Advice to Employers: Lessons from the Defend Trade Secrets Act
Congress actually agreed on something! After passing in the Senate, the federal Defend Trade Secrets Act (DTSA) was approved by the House (410-2) and is headed to the White House for signature. The new law provides an additional arrow in a company’s quiver when protecting its proprietary information. While most states have adopted some version of the Uniform Trade Secrets Act, the statutory language, interpretation and enforcement vary from state to state. The DTSA provides rights and remedies in addition to the state laws and does not preempt or override state law on trade secrets, confidential information, or restraints on trade.
The DTSA includes a novel and “extraordinary” provision allowing a court – on an ex parte emergency application -- to order the seizure of property to prevent the dissemination of a trade secret.
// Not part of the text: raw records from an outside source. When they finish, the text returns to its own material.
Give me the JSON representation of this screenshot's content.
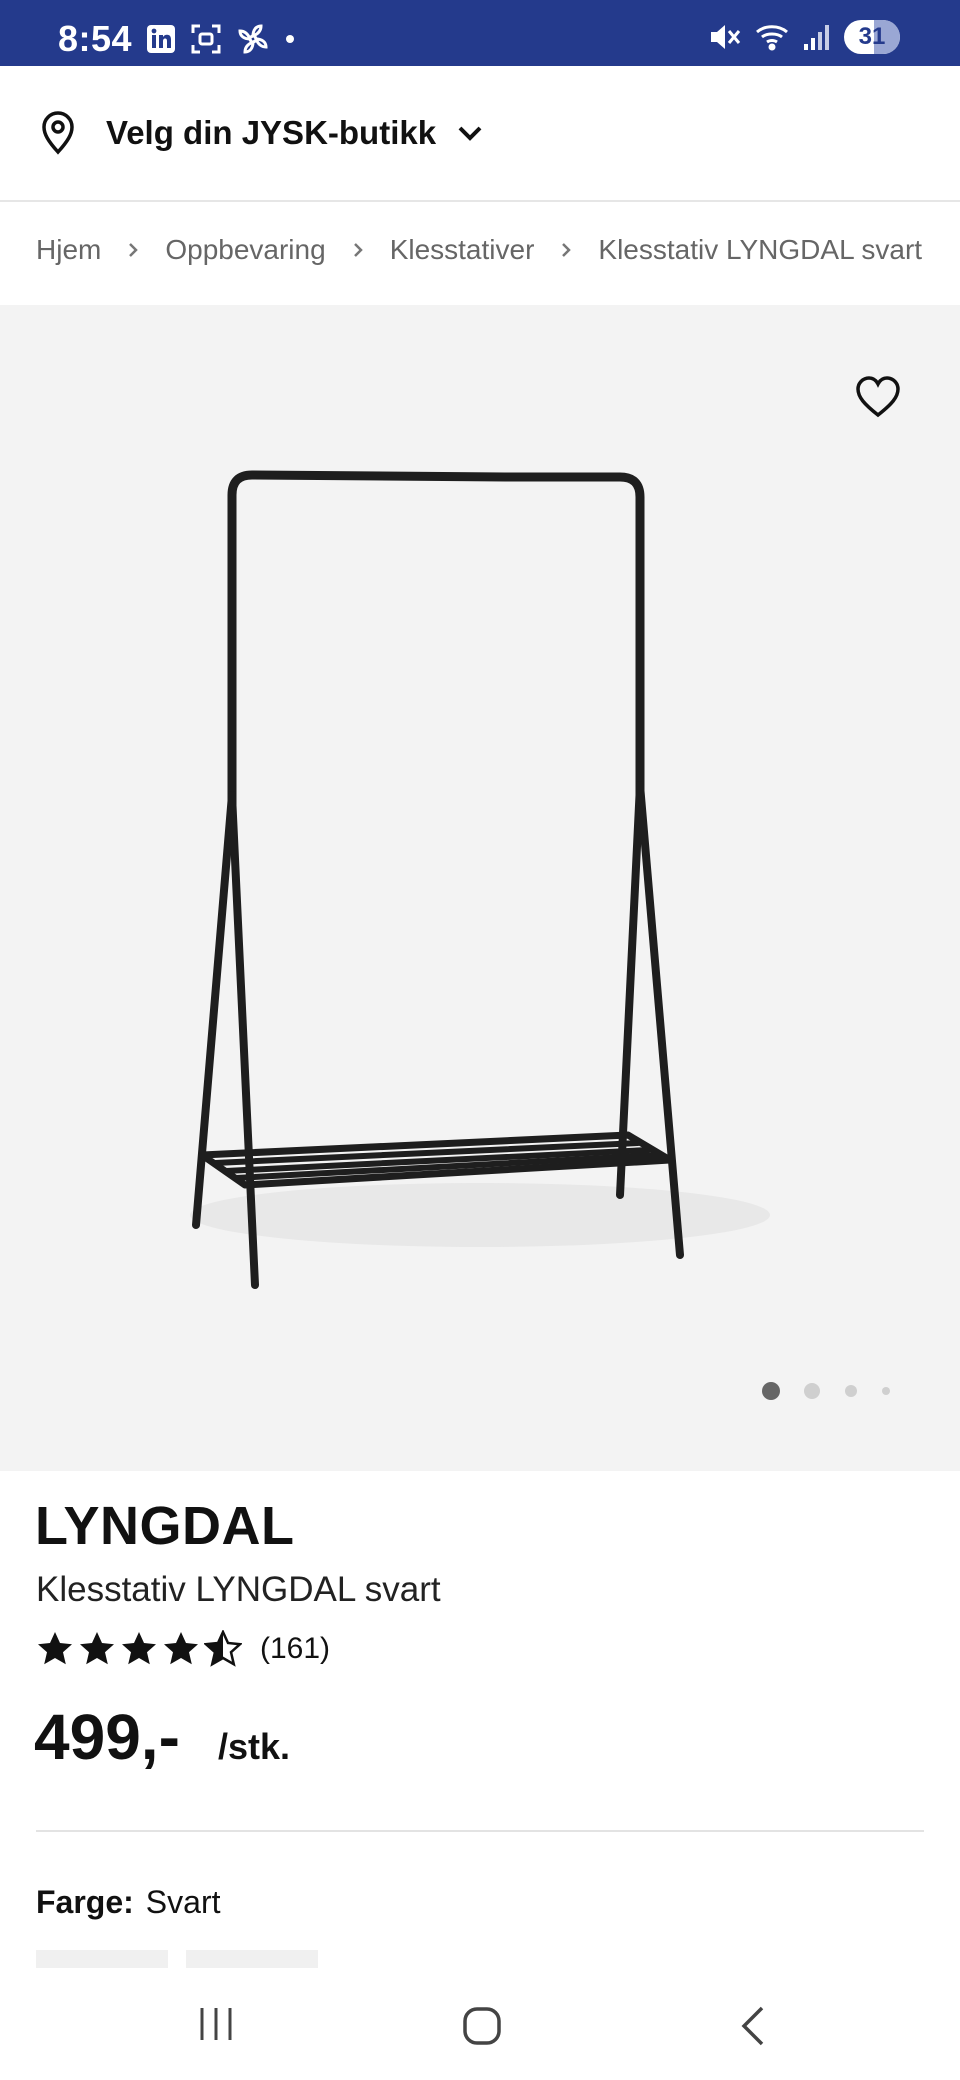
{
  "status_bar": {
    "time": "8:54",
    "battery": "31",
    "background": "#243a8c"
  },
  "store_selector": {
    "label": "Velg din JYSK-butikk",
    "pin_icon": "location-pin-icon",
    "chevron_icon": "chevron-down-icon"
  },
  "breadcrumb": {
    "items": [
      "Hjem",
      "Oppbevaring",
      "Klesstativer",
      "Klesstativ LYNGDAL svart"
    ]
  },
  "gallery": {
    "image_alt": "Klesstativ LYNGDAL svart",
    "wishlist_icon": "heart-icon",
    "slide_count": 4,
    "active_slide": 1
  },
  "product": {
    "brand": "LYNGDAL",
    "name": "Klesstativ LYNGDAL svart",
    "rating": 4.5,
    "rating_max": 5,
    "rating_count": "(161)",
    "price": "499,-",
    "price_unit": "/stk.",
    "color_label": "Farge:",
    "color_value": "Svart"
  },
  "nav_bar": {
    "recent_icon": "recent-apps-icon",
    "home_icon": "home-icon",
    "back_icon": "back-icon"
  }
}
The seizure of property, including computers or other medium containing electronic information, is available where the requirements for obtaining an injunction are satisfied, but the injunction would be inadequate because the party who has misappropriated the trade secret would evade or otherwise not comply with the order. The court must hold a hearing within 7 days of seizure and, typically, no party is permitted access to the seized property until the hearing. The seizure remedy must be pursued with caution as the DTSA imposes liability on an applicant if the seizure is determined to have been wrongful or the scope excessive.
The DTSA also provides for the recovery of actual damages and unjust enrichment resulting from the misappropriation, or alternatively, the imposition of a reasonably royalty for the misappropriator’s unauthorized disclosure of use of the trade secret. Punitive damages for malicious conduct and attorney’s fees for bad faith filing are expressly provided in DTSA. But in order for an employer to recover these, it must include a notice of whistleblower immunity in any contract or agreement with an employee entered into or updated after the DTSA is enacted if such contract governs the use of a trade secret or other confidential information.
Given its anticipated enactment, employers should review their agreements and policies to ensure compliance with DTSA’s provisions. Should you have any questions or like to discuss, please contact Trish Weaver at (301) 951-9360.